Costa Rica continues to forge ahead in its transition to a green economy with net-zero emissions by 2050. The Inter-American Development Bank (IDB) approved a $300 million loan to continue to back Costa Rica’s National Decarbonization Plan, which aims for net-zero emissions by 2050. The IDB loan is the second in a series of two programmatic policy-based lending operations.
The latest loan will enable Costa Rica to deepen the reforms of the first $230 million operation approved in 2020. The goal of these reforms is to bolster climate action management and monitoring, preserve ecosystems that effectively sequester greenhouse gases, incentivize the use of electrical energy and active mobility, and boost inclusion and gender equality in the shift to a green economy.
Climate action monitoring is considered a necessary step on Costa Rica’s path to achieving a net-zero economy. Another key component of the decarbonization plan is agriculture, which accounts for 42.3% of the country’s exports and 12.8% of its jobs. According to experts, this industry can help capture more emissions by replacing current farming practices with climate-smart agriculture.
For electricity use and active mobility, Costa Rica used the first loan to establish non-tax incentives for buying electric vehicles. It also passed regulations to build a network of electric vehicle charging stations. With the second lending operation, the country plans to set rates that make it possible to electrify transportation and use electrical energy for industrial, commercial, and residential purposes.
All of these steps will have a positive impact on Costa Rican society by slashing greenhouse gas emissions to mitigate climate change and reduce air pollution from internal combustion engine vehicles. The combined benefits of decarbonization for the country from 2020 to 2050 are valued at an estimated $41 billion.

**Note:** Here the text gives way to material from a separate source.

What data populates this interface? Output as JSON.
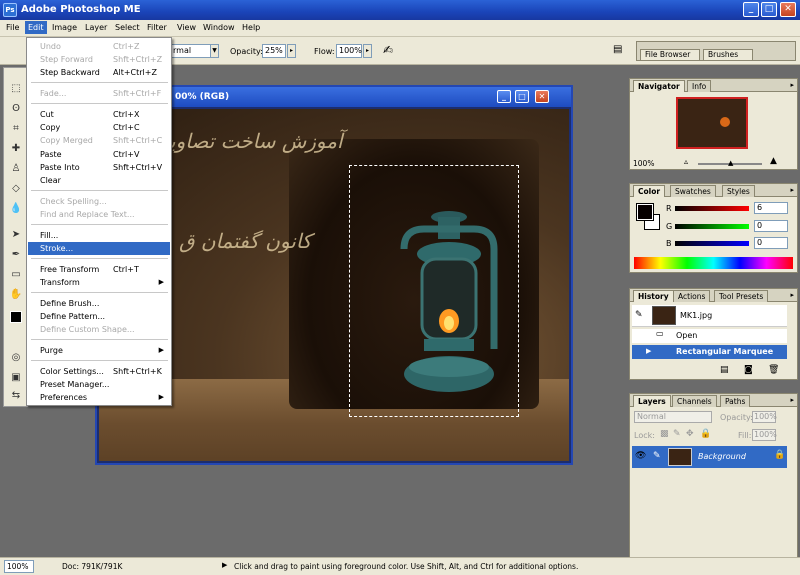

The most recent loan is composed of $250 million in ordinary capital from the IDB, plus $50 million from the Government of Korea. The funds will be administrated by the Bank via the Korean Infrastructure Development Co-financing Facility. The French Development Agency is also providing €100 million in parallel funding. Altogether, the country will receive over $400 million for its decarbonization goals.
The $300 million IDB loan has a 20-year repayment term and a 5.5-year grace period.
About the IDB
The Inter-American Development Bank is devoted to improving lives. Established in 1959, the IDB is a leading source of long-term financing for economic, social, and institutional development in Latin America and the Caribbean. The IDB also conducts cutting-edge research and provides policy advice, technical assistance, and training to public and private sector clients throughout the region.
Communications Lead Specialist